Abraham Bolden, the first African American to serve on the White House detail guarding a president, has a secret to share July 29 in Washington, DC: Gross security lapses enabled President John F. Kennedy’s murder in 1963.
Bolden will break the persistent media silence about those security shortfalls at the annual Whistle Blowers Summit beginning July 29 on Capitol Hill. The free event, themed “Black Lives Matter,” is from July 29-31.
This editor will introduce Bolden and set the context of a media landscape that seeks, in general, to bury the facts of Kennedy’s murder with the transparently false claim that the president was killed by a lone gunman, Lee Harvey Oswald, with no accomplices.
In 2008, Bolden published The Echo from Dealey Plaza, a memoir documenting major security lapses. Major newspapers and leading researchers favorably treated his book. But they have largely since ignored it and him even during the 50th anniversaries of the murder and Warren Commission investigation and Secret Service breakdown in the White House loomed so serious that the Washington Post won a Pulitzer Prize for covering them.
Part of the reason surely must be that Bolden’s recollections undercut conventional wisdom about JFK’s killing. As recently as July 18, a Washington Post news story drawn in relevant part from one in the Dallas Morning News flatly stated without any attribution that the sixth floor of the Texas School Book Depository “is the vantage point from which Lee Harvey Oswald fired at Kennedy.” That statement is open to expert challenge on several grounds. But the newspaper editors used a formulation that denied to readers any clue of controversy.
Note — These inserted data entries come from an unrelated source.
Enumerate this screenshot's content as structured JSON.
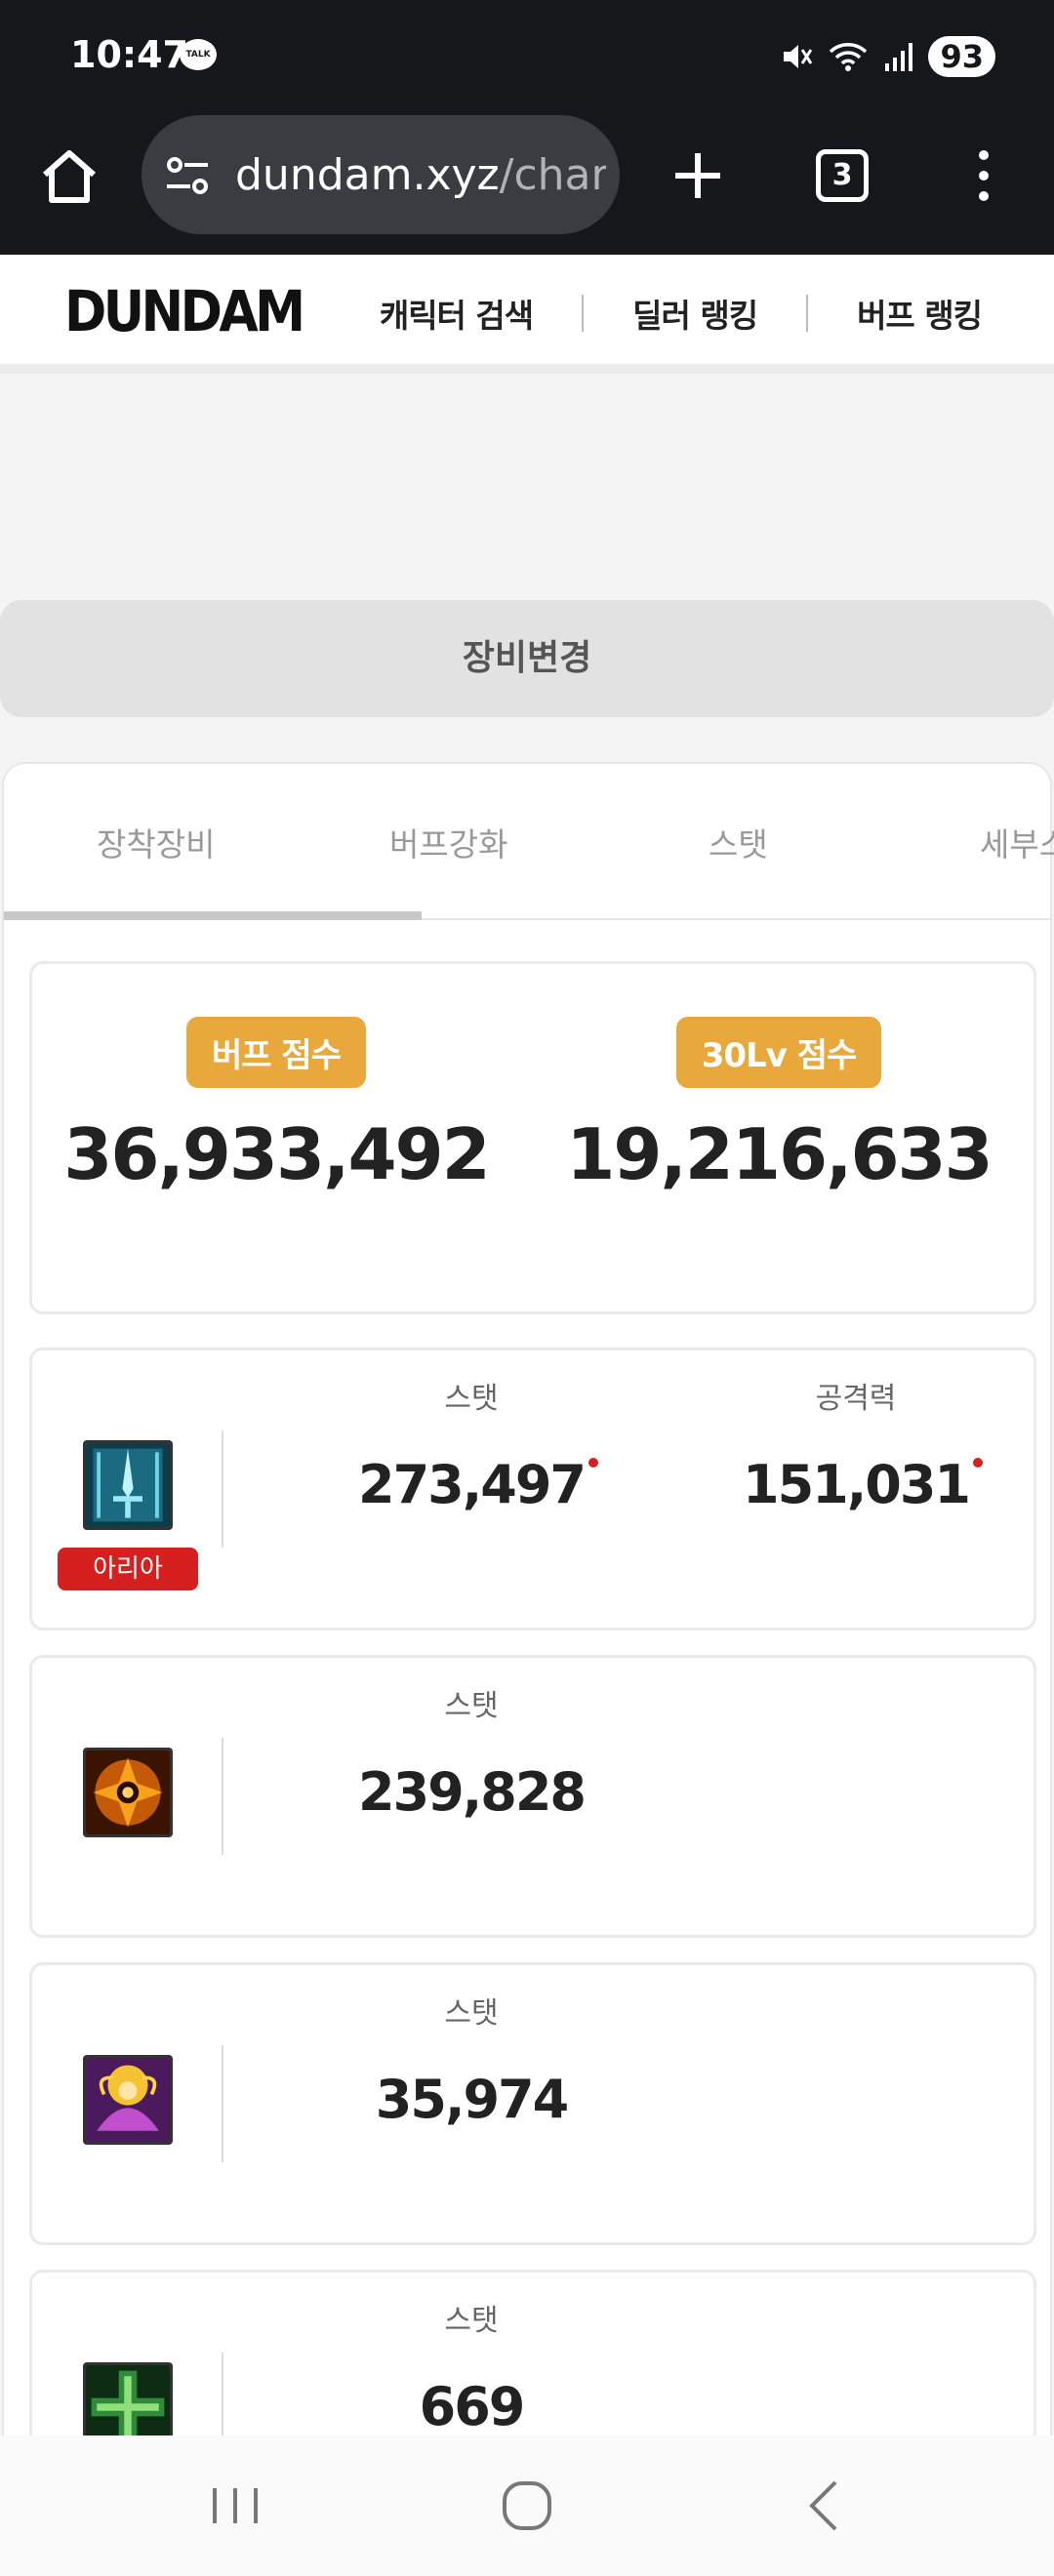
{
  "status": {
    "time": "10:47",
    "talk_icon": "TALK",
    "battery": "93"
  },
  "browser": {
    "url_domain": "dundam.xyz",
    "url_path": "/char",
    "tab_count": "3"
  },
  "header": {
    "logo": "DUNDAM",
    "nav": [
      "캐릭터 검색",
      "딜러 랭킹",
      "버프 랭킹"
    ]
  },
  "equip_change_label": "장비변경",
  "tabs": [
    "장착장비",
    "버프강화",
    "스탯",
    "세부스"
  ],
  "scores": [
    {
      "label": "버프 점수",
      "value": "36,933,492"
    },
    {
      "label": "30Lv 점수",
      "value": "19,216,633"
    }
  ],
  "buffs": [
    {
      "icon": "sword-buff-icon",
      "tag": "아리아",
      "stats": [
        {
          "label": "스탯",
          "value": "273,497"
        },
        {
          "label": "공격력",
          "value": "151,031"
        }
      ]
    },
    {
      "icon": "flame-emblem-icon",
      "stats": [
        {
          "label": "스탯",
          "value": "239,828"
        }
      ]
    },
    {
      "icon": "angel-buff-icon",
      "stats": [
        {
          "label": "스탯",
          "value": "35,974"
        }
      ]
    },
    {
      "icon": "green-cross-icon",
      "stats": [
        {
          "label": "스탯",
          "value": "669"
        }
      ]
    }
  ],
  "colors": {
    "accent": "#e9a83b",
    "tag_red": "#d61f1f",
    "dark_bar": "#16171b"
  }
}
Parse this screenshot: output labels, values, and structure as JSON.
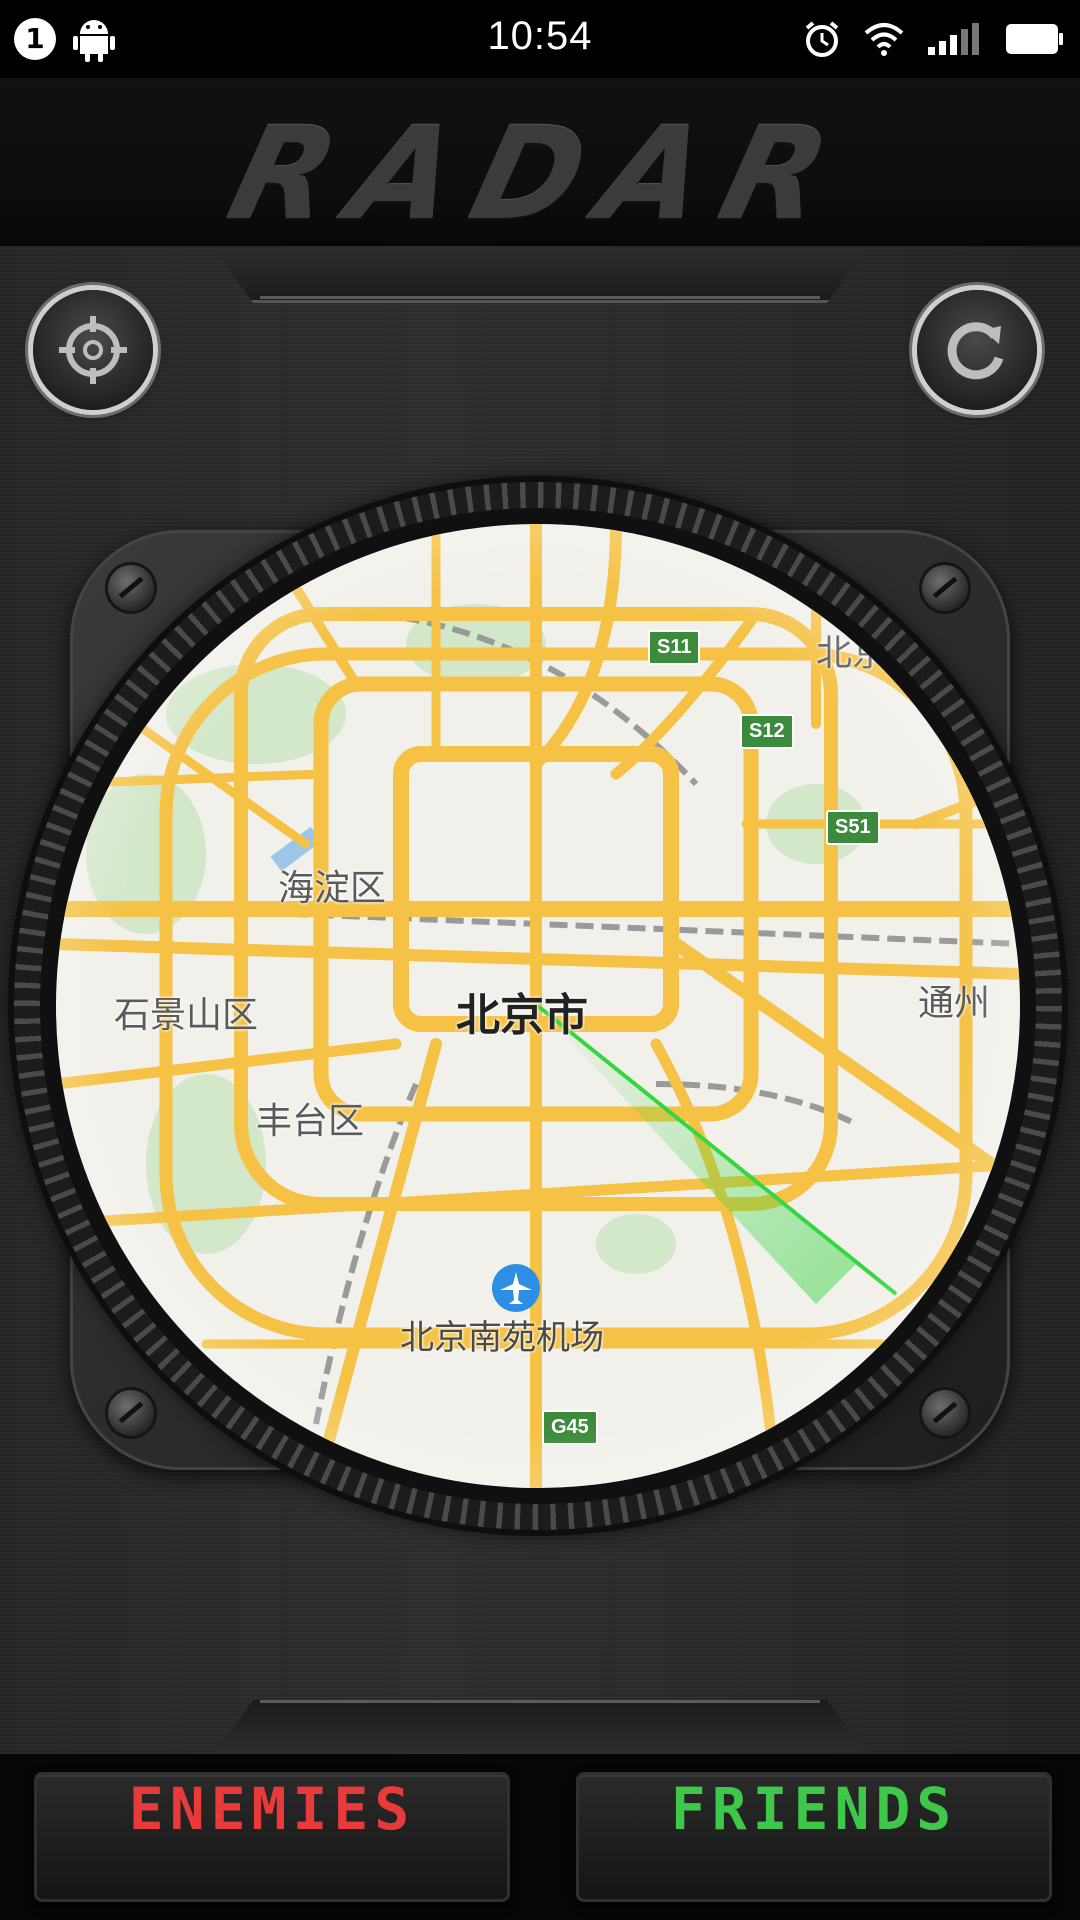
{
  "status_bar": {
    "notification_count": "1",
    "time": "10:54",
    "icons": [
      "android-icon",
      "alarm-icon",
      "wifi-icon",
      "signal-icon",
      "battery-icon"
    ]
  },
  "header": {
    "title": "RADAR"
  },
  "controls": {
    "left_button_icon": "crosshair-icon",
    "right_button_icon": "refresh-icon"
  },
  "map": {
    "city": "北京市",
    "districts": [
      "海淀区",
      "石景山区",
      "丰台区",
      "通州",
      "北京国际机"
    ],
    "airport": "北京南苑机场",
    "road_shields": [
      "S11",
      "S12",
      "S51",
      "G45"
    ]
  },
  "bottom_bar": {
    "enemies_label": "ENEMIES",
    "friends_label": "FRIENDS"
  },
  "colors": {
    "enemies": "#e83a3a",
    "friends": "#3ec84a",
    "radar_sweep": "#35d63f",
    "road": "#f5c246",
    "shield": "#3c8a3c"
  }
}
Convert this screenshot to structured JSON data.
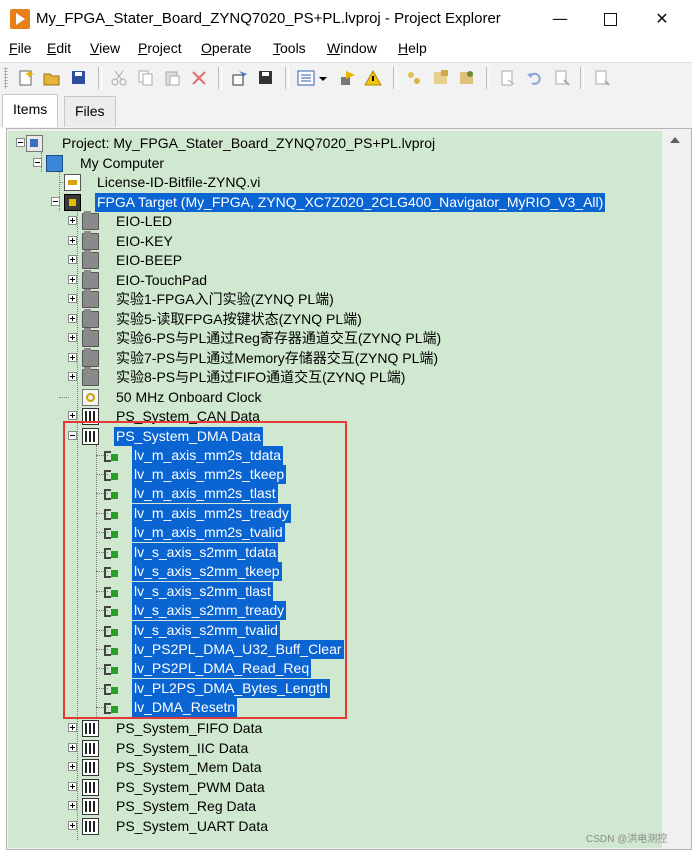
{
  "window": {
    "title": "My_FPGA_Stater_Board_ZYNQ7020_PS+PL.lvproj - Project Explorer",
    "controls": {
      "minimize": "—",
      "maximize": "",
      "close": "✕"
    }
  },
  "menu": [
    {
      "accel": "F",
      "rest": "ile"
    },
    {
      "accel": "E",
      "rest": "dit"
    },
    {
      "accel": "V",
      "rest": "iew"
    },
    {
      "accel": "P",
      "rest": "roject"
    },
    {
      "accel": "O",
      "rest": "perate"
    },
    {
      "accel": "T",
      "rest": "ools"
    },
    {
      "accel": "W",
      "rest": "indow"
    },
    {
      "accel": "H",
      "rest": "elp"
    }
  ],
  "toolbar": {
    "buttons": [
      "new-icon",
      "open-icon",
      "save-all-icon",
      "cut-icon",
      "copy-icon",
      "paste-icon",
      "delete-icon",
      "build-icon",
      "save-build-icon",
      "view-options-icon",
      "dropdown-arrow-icon",
      "deploy-icon",
      "warning-icon",
      "properties-icon",
      "vi-icon",
      "library-icon",
      "open-file-icon",
      "undo-icon",
      "redo-icon",
      "help-icon"
    ],
    "colors": {
      "accent": "#0a64d2"
    }
  },
  "tabs": [
    {
      "label": "Items",
      "active": true
    },
    {
      "label": "Files",
      "active": false
    }
  ],
  "tree": {
    "background": "#cfe8cf",
    "selection_color": "#0a64d2",
    "items": [
      {
        "label": "Project: My_FPGA_Stater_Board_ZYNQ7020_PS+PL.lvproj",
        "icon": "project-icon"
      },
      {
        "label": "My Computer",
        "icon": "computer-icon"
      },
      {
        "label": "License-ID-Bitfile-ZYNQ.vi",
        "icon": "vi-icon"
      },
      {
        "label": "FPGA Target (My_FPGA, ZYNQ_XC7Z020_2CLG400_Navigator_MyRIO_V3_All)",
        "icon": "fpga-target-icon"
      },
      {
        "label": "EIO-LED",
        "icon": "folder-icon"
      },
      {
        "label": "EIO-KEY",
        "icon": "folder-icon"
      },
      {
        "label": "EIO-BEEP",
        "icon": "folder-icon"
      },
      {
        "label": "EIO-TouchPad",
        "icon": "folder-icon"
      },
      {
        "label": "实验1-FPGA入门实验(ZYNQ PL端)",
        "icon": "folder-icon"
      },
      {
        "label": "实验5-读取FPGA按键状态(ZYNQ PL端)",
        "icon": "folder-icon"
      },
      {
        "label": "实验6-PS与PL通过Reg寄存器通道交互(ZYNQ PL端)",
        "icon": "folder-icon"
      },
      {
        "label": "实验7-PS与PL通过Memory存储器交互(ZYNQ PL端)",
        "icon": "folder-icon"
      },
      {
        "label": "实验8-PS与PL通过FIFO通道交互(ZYNQ PL端)",
        "icon": "folder-icon"
      },
      {
        "label": "50 MHz Onboard Clock",
        "icon": "clock-icon"
      },
      {
        "label": "PS_System_CAN Data",
        "icon": "chip-icon"
      },
      {
        "label": "PS_System_DMA Data",
        "icon": "chip-icon"
      },
      {
        "label": "lv_m_axis_mm2s_tdata",
        "icon": "io-node-icon"
      },
      {
        "label": "lv_m_axis_mm2s_tkeep",
        "icon": "io-node-icon"
      },
      {
        "label": "lv_m_axis_mm2s_tlast",
        "icon": "io-node-icon"
      },
      {
        "label": "lv_m_axis_mm2s_tready",
        "icon": "io-node-icon"
      },
      {
        "label": "lv_m_axis_mm2s_tvalid",
        "icon": "io-node-icon"
      },
      {
        "label": "lv_s_axis_s2mm_tdata",
        "icon": "io-node-icon"
      },
      {
        "label": "lv_s_axis_s2mm_tkeep",
        "icon": "io-node-icon"
      },
      {
        "label": "lv_s_axis_s2mm_tlast",
        "icon": "io-node-icon"
      },
      {
        "label": "lv_s_axis_s2mm_tready",
        "icon": "io-node-icon"
      },
      {
        "label": "lv_s_axis_s2mm_tvalid",
        "icon": "io-node-icon"
      },
      {
        "label": "lv_PS2PL_DMA_U32_Buff_Clear",
        "icon": "io-node-icon"
      },
      {
        "label": "lv_PS2PL_DMA_Read_Req",
        "icon": "io-node-icon"
      },
      {
        "label": "lv_PL2PS_DMA_Bytes_Length",
        "icon": "io-node-icon"
      },
      {
        "label": "lv_DMA_Resetn",
        "icon": "io-node-icon"
      },
      {
        "label": "PS_System_FIFO Data",
        "icon": "chip-icon"
      },
      {
        "label": "PS_System_IIC Data",
        "icon": "chip-icon"
      },
      {
        "label": "PS_System_Mem Data",
        "icon": "chip-icon"
      },
      {
        "label": "PS_System_PWM Data",
        "icon": "chip-icon"
      },
      {
        "label": "PS_System_Reg Data",
        "icon": "chip-icon"
      },
      {
        "label": "PS_System_UART Data",
        "icon": "chip-icon"
      }
    ]
  },
  "watermark": "CSDN @洪电测控"
}
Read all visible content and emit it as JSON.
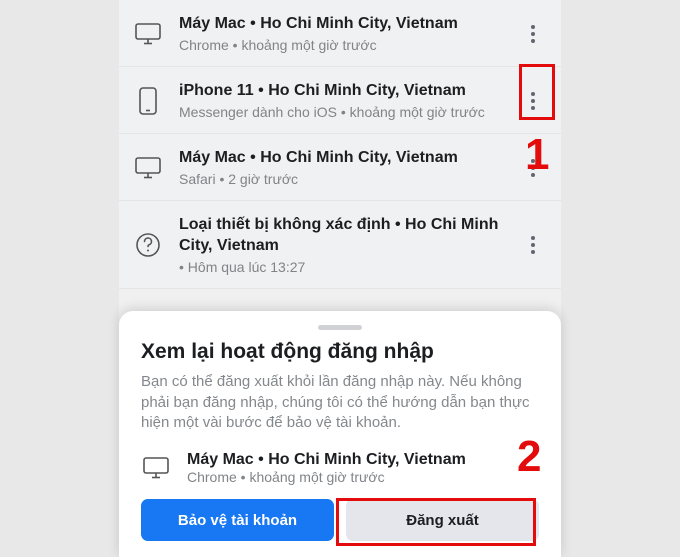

Similarly, Bolden challenges key elements of conventional accounts regarding security and follow-up investigations.
He raises, for example, the animosity some agents held for the president. “That bastard should be killed!” he quoted his boss, the Secret Service special agent in charge of its Chicago office, as blurting out after a news report of one of the president’s civil rights initiatives.
Bolden also told author Vincent Palamari that discovery of a likely assassination attempt deterred the president’s planned trip to Chicago on Nov. 2, 1963. The trip was cancelled the morning of his departure from Washington, ostensibly because the president had a cold and the distraction of the assassination of the president of South Vietnam. Bolden and Palamari describe, however, discovery of a suspected assassination via sniper fire along an 11-mile Chicago parade route, much like what occurred later at Dealey Plaza in Dallas.
Such points are necessarily fragmentary. More tellingly, Bolden documents the abusive frame-up he endured on corruption charges in 1964 after he made known to colleagues his plan to warn the Warren Commission in May of security problems among Secret Service colleagues, along with racist and anti-Kennedy attitudes some of them held.
Before he could talk with commission personnel, authorities arrested him on charges of seeking a bribe from an indicted counterfeiter.
Astonishing legal irregularities marred Bolden’s two trials, prison sentence and appeals. For example, his Alabama-born trial judge instructed a jury to convict Bolden.
The main prosecution witness soon recanted his testimony and testified that federal prosecutors threatened him unless he framed Bolden with a false claim that Bolden had sought a bribe.
Even so, Bolden failed to win either a new trial or new judge. As extra punishment, he was kept in solitary confinement two years, told he was crazy, and force-fed mind-altering drugs. It’s telling also that the Warren Commission failed to seek out his testimony, just as it neglected vast numbers of other inquiries that failed to sustain the pre-determined conclusion that Oswald killed Kennedy, acting alone.